You know about the BIG holidays in Korea, such as Chuseok, and Seollal. But there are a lot of other holidays that are a big part of life here. Usually, Koreans work very hard. They study hard, they work long hours at work. So, that means that when they get free time, they use it to the best of their ability. This leads to some really culturally enriched holidays that are relatively new. They are important for the younger generations, and people are getting into them more and more with each passing year. For example, Christmas used to be seen as only a religious holiday for Christians, and then a couple's holiday. But these days it has become more accepted as a much larger holiday. The same goes for Halloween. Before, only foreigners used to celebrate Halloween. However, now it is becoming a much more significant part of Korean culture. Like these two, there are a variety of interesting and unique holidays, and also some variations that you should know before coming to Korea.Read More
Teachers Share their Experiences While Living Abroad!
At Chungdahm Learning you have the opportunity to work with people from all over the world, so it is possible to challenge yourself to experience new things, cultures and grow as an individual. Being able to socialize with people from diverse backgrounds has been my favorite part of teaching abroad, so I recommend you do your best to plan events within your academy where you can build bonds with your fellow teachers outside of the classroom. In this blog I will talk about some of the events my fellow teachers and I have done at ChungDahm's Songpa branch.Read More
This year all Chungdahm locations will be closed next week for two days to observe the Chuseok holiday. Chuseok is the Korean equivalent of Thanksgiving and depending on your branch, you might be lucky enough to get a few extra days off before and after the vacation. At Songpa branch, where I work, instructors were excited to hear about the schedule changes that will allow for a few extra days of relaxation!Read More
Happy New Year from South Korea! Despite not being a night creature, the motifs have always appealed to me, and Korea delivers. The liveliness, the nonsense, the spectacular karaoke called norebang, the palm-readers, the game rooms or PC Bangs—the possibilities are limitless. But what can I say: even with all the excitement, I enjoy earlier evenings. However, to welcome and further solidify my coming year living and teaching in Korea, I decided I was going to honor New Year’s Eve as truly as possible.Read More
Annually Koreans celebrate their New Year, Seollal. The holiday falls on different days each year. This year the holiday is being held over January 27-29. The period is decided according to the Lunar Calender.

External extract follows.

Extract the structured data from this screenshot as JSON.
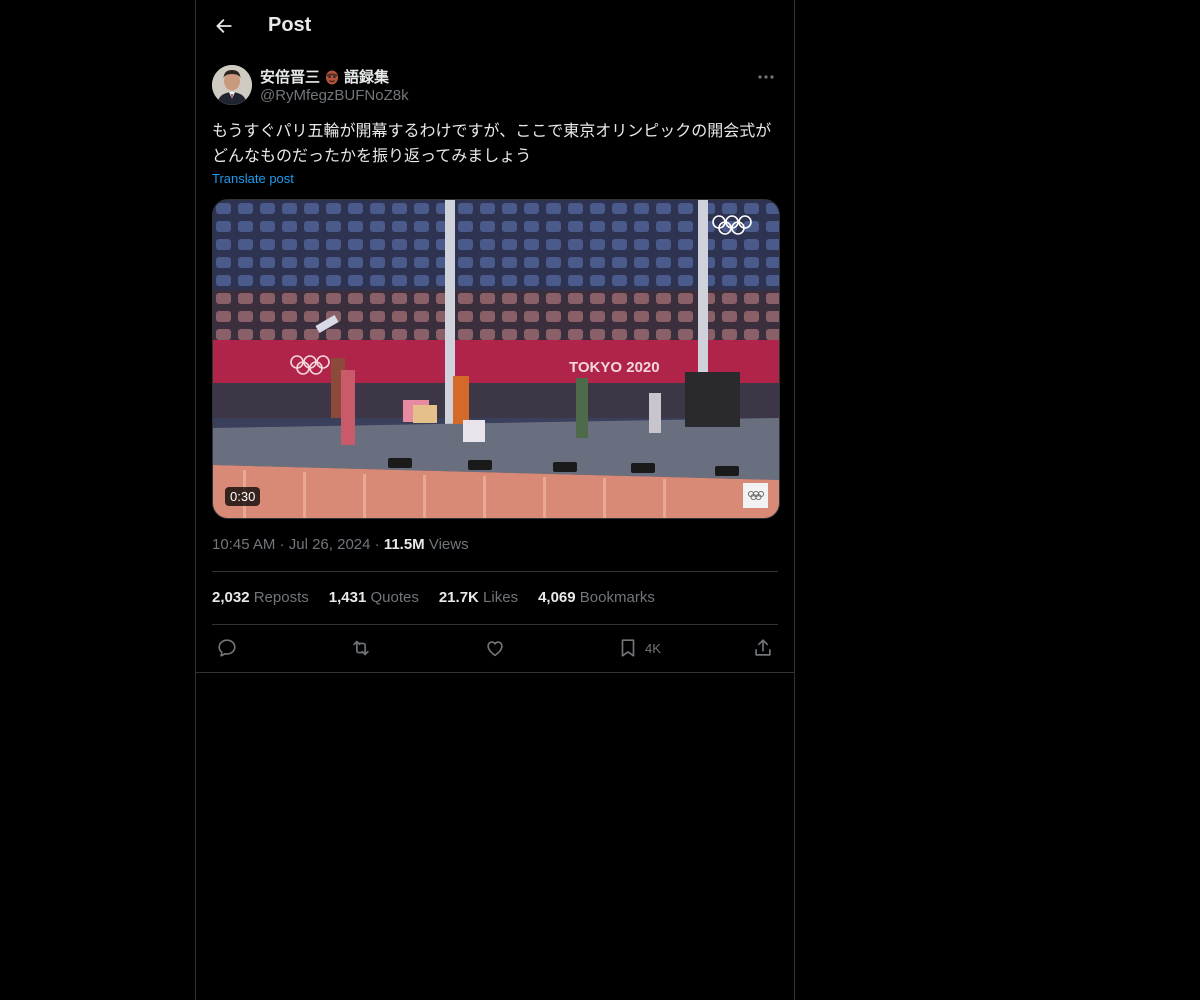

Seollal and Chuseok are two of the biggest holidays in Korea where millions of Koreans take time off to travel to their home cities to spend time with their families. The Western equivalent would be Thanksgiving and Christmas. Seollal is very traditional with various associated foods and activities. Our students usually get money from their parents, aunts and uncles and Koreans festively say to one another 새해 복 많이 받으세요 (sae hae bok manhi bah doo seh yo) – which means “Happy Seollal.” This blog will help explain the customs and traditions of Seollal, so you will have a better understanding of the holiday when you are teaching in Korea.Read More
You will find celebrating Christmas while teaching in Korea to be very unique. Although you will hear a lot of Christmas music, see trees and building lit up, and people dressed in Santa suits, it still doesn't always feel like the Christmas season you are used to back home. In this blog I will do my best to give you tips on how to celebrate the holidays at ChungDahm, with your fellow teachers and expats in Korea and even your family back home.Read More
One of my favorite holidays back in America was the 4th of July. Thanks to Facebook’s memory reminders, I realized how much I was able to travel during those long holiday weekends. Although I wasn’t able to travel far from Seoul, I was able to do some fun activities to celebrate this holiday.Read More
Korean New Year, also known as Seollal or Lunar New Year, occurred this past week! It was celebrated from Sunday, February 7th to Wednesday, February 10th, departing from the year of the ram and entering the year of the monkey. People associate the year of the monkey with joyfulness, playfulness and some consider it the year of the fool. Lunar New Year falls on day of the second moon after winter solstice. It is one of the most significant traditional Korean holidays. All citizens get time off work, or school to be with family, enjoy tteokguk (a traditional rice cake soup enjoyed especially at Lunar New Year) and honor past ancestors. More recently, Korean’s have used the holiday to travel to distant family, so it is often the most expensive time of the year to book any form of transportation.Read More
Like many expats teaching in Korea, I assumed Christmas was going to be one big let down. That is to say, extremely sad and depressing, as I believed nothing could compare to Christmas at home in Canada with my family. Although celebrating Christmas in Korea was not the same, it also provided the opportunity to celebrate the holiday with my fellow ChungDahm teachers in different ways than I I had before.Read More
There are certain times each year when I really miss home. Whether it’s a birthday, a national holiday or religious holiday, we all become a little homesick on these days. The good news is there are some great ways to celebrate these holidays, even while teaching English in South Korea. The five holidays I have found to be the most popular among expats living in Korea are Birthdays, St. Patrick's Day, July 4th, Christmas and Thanksgiving.Read More